A collection of essays, this work considers the “culture of fear and suspicion” that follows Muslim Americans in the United States and examines how Islamophobia plays out across institutions after the terrorist attacks of September 11, 2001. 

Black is the Body

“Black is the Body: Stories From My Grandmother’s Time, My Mother’s Time, And Mine” by Emily Bernard

A collection of essays about the author’s experiences with race: “Blackness is an art, not a science. It is a paradox: intangible and visceral; a situation and a story. It is the thread that connects these essays, but its significance as an experience emerges randomly, unpredictably.”

“Farming While Black: Soul Fire Farm’s Practical Guide to Liberation on the Land” by Leah Penniman

Soul Fire Farm is a community farm centering people of color and committed to “ending racism and injustice in the farm system.” Farming While Black offers a manual for people of African heritage reclaiming their roles in the food system. 

“The Color of Success: Asian Americans and the Origins of the Model Minority” by Ellen D. Wu

From the publisher: “The Color of Success tells of the astonishing transformation of Asians in the United States from the ‘yellow peril’ to ‘model minorities’—peoples distinct from the white majority but lauded as well-assimilated, upwardly mobile, and exemplars of traditional family values.”

“Queer and Trans Artists Of Color: Stories of Some of Our Lives” by Nia King

This collection of interviews has been described as containing “the future of QPOC art activism.” It centers the ideas of queer and trans artists of color about what it means to survive and find success—and it’s been expanded into additional volumes, too. 

“Algorithms of Oppression: How Search Engines Reinforce Racism” by Safiya Umoja Noble

How do search engines reinforce racism? UCLA associate professor Safiya Umoja Noble researched algorithms and bias for six years to learn about how search engine results uphold stereotypes about black people—as well as the human decisions responsible for creating these systems. 

“The History of White People” by Nell Irvin Painter

From the publisher: “Nell Irvin Painter guides us through more than two thousand years of Western civilization, illuminating not only the invention of race but also the frequent praise of ‘whiteness’ for economic, scientific, and political ends.”

“On Earth We’re Briefly Gorgeous” by Ocean Vuong

Another work of fiction on our list, poet Ocean Vuong’s debut novel is an exploration of race, class, gender, and sexuality as it comes to light for a family grappling with the effects of war in their home country of Vietnam. 

“Why I’m No Longer Talking To White People About Race” by Reni Eddo-Lodge

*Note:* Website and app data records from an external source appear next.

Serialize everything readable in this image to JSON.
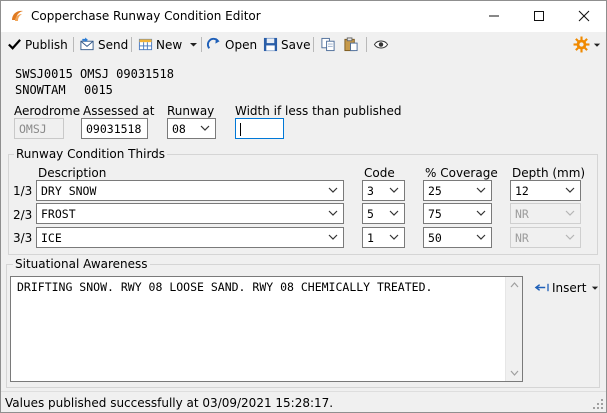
{
  "window": {
    "title": "Copperchase Runway Condition Editor",
    "controls": {
      "minimize": "—",
      "maximize": "☐",
      "close": "✕"
    }
  },
  "toolbar": {
    "publish_label": "Publish",
    "send_label": "Send",
    "new_label": "New",
    "open_label": "Open",
    "save_label": "Save"
  },
  "header": {
    "line1": "SWSJ0015 OMSJ 09031518",
    "line2_label": "SNOWTAM",
    "line2_value": "0015"
  },
  "fields": {
    "aerodrome_label": "Aerodrome",
    "aerodrome_value": "OMSJ",
    "assessed_label": "Assessed at",
    "assessed_value": "09031518",
    "runway_label": "Runway",
    "runway_value": "08",
    "width_label": "Width if less than published",
    "width_value": ""
  },
  "thirds": {
    "group_title": "Runway Condition Thirds",
    "col_description": "Description",
    "col_code": "Code",
    "col_coverage": "% Coverage",
    "col_depth": "Depth (mm)",
    "rows": [
      {
        "label": "1/3",
        "description": "DRY SNOW",
        "code": "3",
        "coverage": "25",
        "depth": "12"
      },
      {
        "label": "2/3",
        "description": "FROST",
        "code": "5",
        "coverage": "75",
        "depth": "NR"
      },
      {
        "label": "3/3",
        "description": "ICE",
        "code": "1",
        "coverage": "50",
        "depth": "NR"
      }
    ]
  },
  "situational": {
    "group_title": "Situational Awareness",
    "text": "DRIFTING SNOW. RWY 08 LOOSE SAND. RWY 08 CHEMICALLY TREATED.",
    "insert_label": "Insert"
  },
  "status": {
    "text": "Values published successfully at 03/09/2021 15:28:17."
  },
  "colors": {
    "accent": "#0078d7",
    "gear": "#f08a00",
    "logo": "#e07a20"
  }
}
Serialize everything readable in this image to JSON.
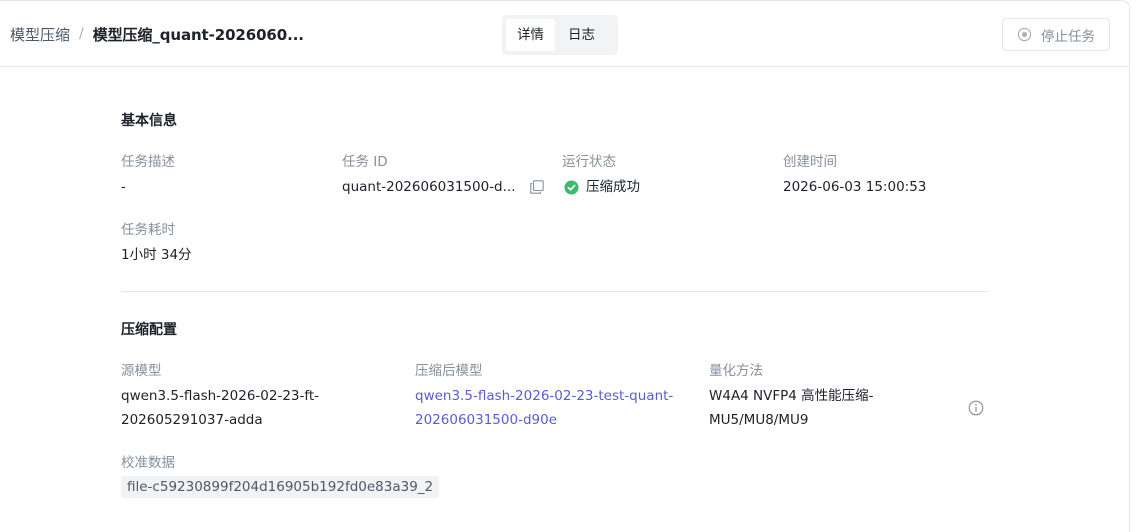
{
  "breadcrumb": {
    "parent": "模型压缩",
    "separator": "/",
    "current": "模型压缩_quant-2026060..."
  },
  "tabs": [
    {
      "label": "详情",
      "active": true
    },
    {
      "label": "日志",
      "active": false
    }
  ],
  "actions": {
    "stop_label": "停止任务"
  },
  "basic_info": {
    "title": "基本信息",
    "fields": {
      "description": {
        "label": "任务描述",
        "value": "-"
      },
      "task_id": {
        "label": "任务 ID",
        "value": "quant-202606031500-d..."
      },
      "status": {
        "label": "运行状态",
        "value": "压缩成功",
        "color": "#3fb96f"
      },
      "created_at": {
        "label": "创建时间",
        "value": "2026-06-03 15:00:53"
      },
      "duration": {
        "label": "任务耗时",
        "value": "1小时 34分"
      }
    }
  },
  "compress_config": {
    "title": "压缩配置",
    "fields": {
      "source_model": {
        "label": "源模型",
        "line1": "qwen3.5-flash-2026-02-23-ft-",
        "line2": "202605291037-adda"
      },
      "output_model": {
        "label": "压缩后模型",
        "line1": "qwen3.5-flash-2026-02-23-test-quant-",
        "line2": "202606031500-d90e",
        "color": "#5b5bd6"
      },
      "quant_method": {
        "label": "量化方法",
        "line1": "W4A4 NVFP4 高性能压缩-",
        "line2": "MU5/MU8/MU9"
      },
      "calib_data": {
        "label": "校准数据",
        "value": "file-c59230899f204d16905b192fd0e83a39_2"
      }
    }
  },
  "icons": {
    "stop": "stop-circle-icon",
    "copy": "copy-icon",
    "status": "check-circle-icon",
    "info": "info-icon"
  }
}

Inspired by the author’s viral blog post on the same subject, this book unpacks the author’s frustration with “the way that discussions of race and racism in Britain were being led by those who weren’t affected by it,” and posits new ideas for thinking and talking about race. 

“Between the World and Me” by Ta-Nehisi Coates

This powerful work is framed as a letter from the author to his adolescent son, sharing both the history and the modern burdens of racism as it manifests in the United States.